The game also introduces a newly revised crafting system akin to later installments in the series like Black Flag and Rogue. You can now craft weapons on the go instead of stopping by a store, which definitely comes in handy when you’re on your way to another mission. Players also receive increased opportunities to test their skills as assassins with more stealth-related kills being present. Yeah, you may think that whistling to attract guards and waiting behind corners to get your targets is a cornerstone for the franchise but contrary to that popular assumption, it hasn’t always been that way. The original game didn’t have those features either. The hidden blade is now automatically your default-stealth assassination weapon, so you don’t have to worry about having to constantly swap to it in your menu like in the original game either. Often times that was something I’d forget to do back when I played it in 2012 and it proved to cause many headaches since it’d compromise my cover.

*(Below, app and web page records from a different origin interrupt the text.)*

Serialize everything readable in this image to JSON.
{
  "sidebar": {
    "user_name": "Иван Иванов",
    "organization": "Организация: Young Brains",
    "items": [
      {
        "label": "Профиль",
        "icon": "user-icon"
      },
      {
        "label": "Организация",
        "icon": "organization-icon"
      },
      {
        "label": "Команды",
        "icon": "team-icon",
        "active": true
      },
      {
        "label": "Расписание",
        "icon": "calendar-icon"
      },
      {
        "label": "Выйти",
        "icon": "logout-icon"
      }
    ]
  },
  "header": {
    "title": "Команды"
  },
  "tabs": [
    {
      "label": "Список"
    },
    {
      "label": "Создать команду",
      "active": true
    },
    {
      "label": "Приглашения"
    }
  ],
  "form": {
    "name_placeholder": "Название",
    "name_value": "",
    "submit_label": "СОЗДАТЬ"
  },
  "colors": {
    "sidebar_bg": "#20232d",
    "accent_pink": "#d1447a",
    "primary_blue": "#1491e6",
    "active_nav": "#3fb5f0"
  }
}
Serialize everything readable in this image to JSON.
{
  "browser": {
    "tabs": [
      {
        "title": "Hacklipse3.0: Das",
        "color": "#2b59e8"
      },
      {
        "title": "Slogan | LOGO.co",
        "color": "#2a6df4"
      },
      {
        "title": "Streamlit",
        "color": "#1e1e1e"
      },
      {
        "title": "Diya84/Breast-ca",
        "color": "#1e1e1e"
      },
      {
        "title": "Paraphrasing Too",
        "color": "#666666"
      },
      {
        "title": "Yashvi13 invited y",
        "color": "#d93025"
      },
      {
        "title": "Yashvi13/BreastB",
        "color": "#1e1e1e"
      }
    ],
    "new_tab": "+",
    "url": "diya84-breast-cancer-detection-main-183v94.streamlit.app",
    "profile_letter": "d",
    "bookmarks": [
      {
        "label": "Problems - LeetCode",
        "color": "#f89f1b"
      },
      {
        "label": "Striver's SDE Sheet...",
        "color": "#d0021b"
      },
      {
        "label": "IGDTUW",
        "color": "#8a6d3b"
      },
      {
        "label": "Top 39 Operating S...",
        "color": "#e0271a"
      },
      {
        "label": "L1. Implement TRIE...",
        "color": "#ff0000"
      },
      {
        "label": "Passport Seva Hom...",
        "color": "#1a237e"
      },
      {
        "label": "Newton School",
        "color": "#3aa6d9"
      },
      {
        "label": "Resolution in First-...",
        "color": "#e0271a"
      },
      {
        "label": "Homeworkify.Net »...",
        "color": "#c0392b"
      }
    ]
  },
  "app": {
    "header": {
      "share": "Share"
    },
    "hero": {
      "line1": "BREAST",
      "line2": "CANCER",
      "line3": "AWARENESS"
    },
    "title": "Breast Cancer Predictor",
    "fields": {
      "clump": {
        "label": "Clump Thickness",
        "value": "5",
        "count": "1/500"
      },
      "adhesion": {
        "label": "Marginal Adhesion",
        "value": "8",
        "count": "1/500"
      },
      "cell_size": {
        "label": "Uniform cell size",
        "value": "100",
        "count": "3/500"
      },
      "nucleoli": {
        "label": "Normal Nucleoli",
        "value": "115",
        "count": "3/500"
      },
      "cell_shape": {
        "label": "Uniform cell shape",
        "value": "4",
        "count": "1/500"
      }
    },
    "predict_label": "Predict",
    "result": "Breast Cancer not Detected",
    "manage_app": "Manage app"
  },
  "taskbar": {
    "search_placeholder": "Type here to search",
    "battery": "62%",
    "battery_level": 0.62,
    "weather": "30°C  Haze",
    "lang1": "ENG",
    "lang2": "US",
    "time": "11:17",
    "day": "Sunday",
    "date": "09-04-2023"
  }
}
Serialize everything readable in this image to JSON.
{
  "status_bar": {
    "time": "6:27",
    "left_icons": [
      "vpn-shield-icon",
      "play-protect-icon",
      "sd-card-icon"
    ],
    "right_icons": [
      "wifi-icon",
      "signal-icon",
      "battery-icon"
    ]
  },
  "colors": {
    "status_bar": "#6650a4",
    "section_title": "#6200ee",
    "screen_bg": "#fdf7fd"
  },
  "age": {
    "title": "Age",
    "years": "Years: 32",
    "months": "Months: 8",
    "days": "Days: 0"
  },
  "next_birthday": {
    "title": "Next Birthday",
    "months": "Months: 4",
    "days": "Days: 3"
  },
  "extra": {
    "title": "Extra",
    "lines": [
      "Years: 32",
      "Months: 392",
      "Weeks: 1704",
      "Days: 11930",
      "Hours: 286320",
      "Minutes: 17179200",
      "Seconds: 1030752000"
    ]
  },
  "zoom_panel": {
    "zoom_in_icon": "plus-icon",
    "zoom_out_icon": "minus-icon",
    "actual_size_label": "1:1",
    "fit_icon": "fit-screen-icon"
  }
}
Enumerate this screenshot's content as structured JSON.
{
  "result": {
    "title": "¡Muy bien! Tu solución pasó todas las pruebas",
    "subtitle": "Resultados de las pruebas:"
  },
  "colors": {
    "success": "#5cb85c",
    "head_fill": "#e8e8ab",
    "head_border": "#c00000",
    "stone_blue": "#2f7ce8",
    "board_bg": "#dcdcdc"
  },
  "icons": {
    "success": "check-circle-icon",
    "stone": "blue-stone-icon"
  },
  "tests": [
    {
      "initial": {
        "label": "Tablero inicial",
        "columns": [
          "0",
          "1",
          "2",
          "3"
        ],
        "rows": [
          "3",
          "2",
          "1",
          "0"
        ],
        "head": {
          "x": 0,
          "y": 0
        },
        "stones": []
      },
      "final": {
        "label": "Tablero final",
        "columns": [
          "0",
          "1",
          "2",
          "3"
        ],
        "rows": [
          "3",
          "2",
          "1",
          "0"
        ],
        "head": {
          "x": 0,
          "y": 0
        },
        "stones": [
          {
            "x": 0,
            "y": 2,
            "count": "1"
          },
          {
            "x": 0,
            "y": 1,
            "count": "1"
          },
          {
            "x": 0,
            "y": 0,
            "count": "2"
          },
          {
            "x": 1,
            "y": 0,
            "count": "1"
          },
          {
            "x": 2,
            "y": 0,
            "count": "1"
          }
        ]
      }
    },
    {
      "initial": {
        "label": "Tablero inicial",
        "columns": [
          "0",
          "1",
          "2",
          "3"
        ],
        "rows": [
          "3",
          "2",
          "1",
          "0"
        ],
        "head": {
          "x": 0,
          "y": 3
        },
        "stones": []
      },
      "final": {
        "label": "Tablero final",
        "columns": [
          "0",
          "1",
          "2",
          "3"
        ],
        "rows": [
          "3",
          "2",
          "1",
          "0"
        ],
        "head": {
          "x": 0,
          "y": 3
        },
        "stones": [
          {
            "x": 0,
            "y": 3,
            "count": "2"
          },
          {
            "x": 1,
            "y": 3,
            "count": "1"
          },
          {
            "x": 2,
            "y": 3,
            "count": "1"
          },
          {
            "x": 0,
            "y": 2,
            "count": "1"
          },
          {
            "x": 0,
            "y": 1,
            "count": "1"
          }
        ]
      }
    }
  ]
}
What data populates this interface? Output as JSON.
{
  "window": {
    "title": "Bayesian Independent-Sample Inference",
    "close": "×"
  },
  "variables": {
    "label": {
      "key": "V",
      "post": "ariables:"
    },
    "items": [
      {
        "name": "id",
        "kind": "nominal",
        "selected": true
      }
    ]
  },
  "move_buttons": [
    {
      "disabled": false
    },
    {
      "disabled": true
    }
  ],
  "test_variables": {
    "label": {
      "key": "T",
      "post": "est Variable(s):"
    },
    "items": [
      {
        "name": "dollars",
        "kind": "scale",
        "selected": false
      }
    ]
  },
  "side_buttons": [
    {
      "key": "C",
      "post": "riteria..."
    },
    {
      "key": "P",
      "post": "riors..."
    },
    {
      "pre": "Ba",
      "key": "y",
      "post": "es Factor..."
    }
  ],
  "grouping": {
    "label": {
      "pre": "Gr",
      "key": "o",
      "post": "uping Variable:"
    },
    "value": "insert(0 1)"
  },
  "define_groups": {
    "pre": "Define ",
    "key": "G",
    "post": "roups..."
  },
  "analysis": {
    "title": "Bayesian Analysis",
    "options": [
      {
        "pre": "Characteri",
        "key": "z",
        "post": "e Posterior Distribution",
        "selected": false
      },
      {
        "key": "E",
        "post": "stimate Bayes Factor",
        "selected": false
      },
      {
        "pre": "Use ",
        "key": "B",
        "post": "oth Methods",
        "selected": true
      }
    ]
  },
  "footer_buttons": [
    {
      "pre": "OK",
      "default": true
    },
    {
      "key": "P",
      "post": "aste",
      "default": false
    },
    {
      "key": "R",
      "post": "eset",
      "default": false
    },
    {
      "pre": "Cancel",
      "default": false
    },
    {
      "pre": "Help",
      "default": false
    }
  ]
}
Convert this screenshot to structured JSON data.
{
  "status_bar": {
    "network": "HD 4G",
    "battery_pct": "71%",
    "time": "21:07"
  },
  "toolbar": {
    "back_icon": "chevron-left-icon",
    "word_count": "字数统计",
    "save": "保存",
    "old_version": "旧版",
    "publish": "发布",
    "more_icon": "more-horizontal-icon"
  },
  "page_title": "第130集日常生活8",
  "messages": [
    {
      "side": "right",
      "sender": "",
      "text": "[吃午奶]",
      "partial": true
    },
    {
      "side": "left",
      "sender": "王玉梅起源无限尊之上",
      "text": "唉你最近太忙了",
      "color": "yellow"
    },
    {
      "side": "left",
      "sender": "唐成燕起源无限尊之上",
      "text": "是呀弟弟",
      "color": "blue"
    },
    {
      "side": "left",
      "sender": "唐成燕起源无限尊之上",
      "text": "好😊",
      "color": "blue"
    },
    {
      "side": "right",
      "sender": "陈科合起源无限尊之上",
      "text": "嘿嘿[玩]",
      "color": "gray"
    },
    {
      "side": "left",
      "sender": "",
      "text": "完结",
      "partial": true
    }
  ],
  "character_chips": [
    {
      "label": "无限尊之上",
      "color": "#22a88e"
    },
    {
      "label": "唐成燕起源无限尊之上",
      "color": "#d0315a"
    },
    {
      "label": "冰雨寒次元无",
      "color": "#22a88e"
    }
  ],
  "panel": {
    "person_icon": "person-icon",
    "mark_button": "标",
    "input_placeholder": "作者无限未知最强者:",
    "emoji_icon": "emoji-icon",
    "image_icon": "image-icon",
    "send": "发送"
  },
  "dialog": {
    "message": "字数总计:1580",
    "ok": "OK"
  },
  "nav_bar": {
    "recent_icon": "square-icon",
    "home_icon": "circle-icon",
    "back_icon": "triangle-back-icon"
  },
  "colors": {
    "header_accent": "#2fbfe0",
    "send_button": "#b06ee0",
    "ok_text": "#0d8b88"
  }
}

As a recap for those who have never played Assassin’s Creed III, players are cast into the role of Ratonhnhaké:ton (Ra-Doon-Ha-Gay-Doon), a half-Native American assassin who lived during the American Revolution. Connor Kenway, as he is referred to outside becomes caught up in the war after the death of his mother and learning that his father, Haytham, is a Templar who is orchestrating the elaborate conspiracies that start the war alongside his cohorts, Charles Lee, John Pitcairn, Benjamin Church, and a few others. In his quest for vengeance, Connor has a chance to participate in some of the most pivotal moments of the Revolution such as the Boston Tea Party and the Battle of Bunker Hill and explore the British-occupied streets of New York City and Boston as well as sail the Atlantic.
With Assassin’s Creed III Remastered, Ubisoft did its very best to conceal the game’s age with a lot of small graphical and quality of life improvements. You can tell that 2019 Ubisoft went back in time and tried to find a way to bring one of the most game-changing installments in the franchise up to 2019 standards instead of 2012 standards, but in some respects it does fall short of being able to do that even with all of the appreciated improvements. Would I classify this as a true remaster? Yes, because there are enough differences to the game that make it feel like that instead of just a port where a developer just drops the game with no technical or graphical improvements to make a quick buck. If you are a veteran of the franchise, I definitely still recommend that you pick it up to complete your collection and this is something that will help you pass the time until the next Assassin’s Creed game drops in 2020. If you’re new to the franchise, I will tell you that this is still worth the purchase even if you maybe have found yourself to be more captivated by the current formula, which means you’ll have to take your time with it. There’s a bit of a backwards learning curve here since a lot of what you can do in say, Assassin’s Creed Odyssey, cannot be done here.
Assassin’s Creed III Remastered is now available on the Playstation 4, Xbox One X, and PC. Ubisoft has previously announced that the remastered version of the game is set to launch on the Nintendo Switch on May 21st, 2019.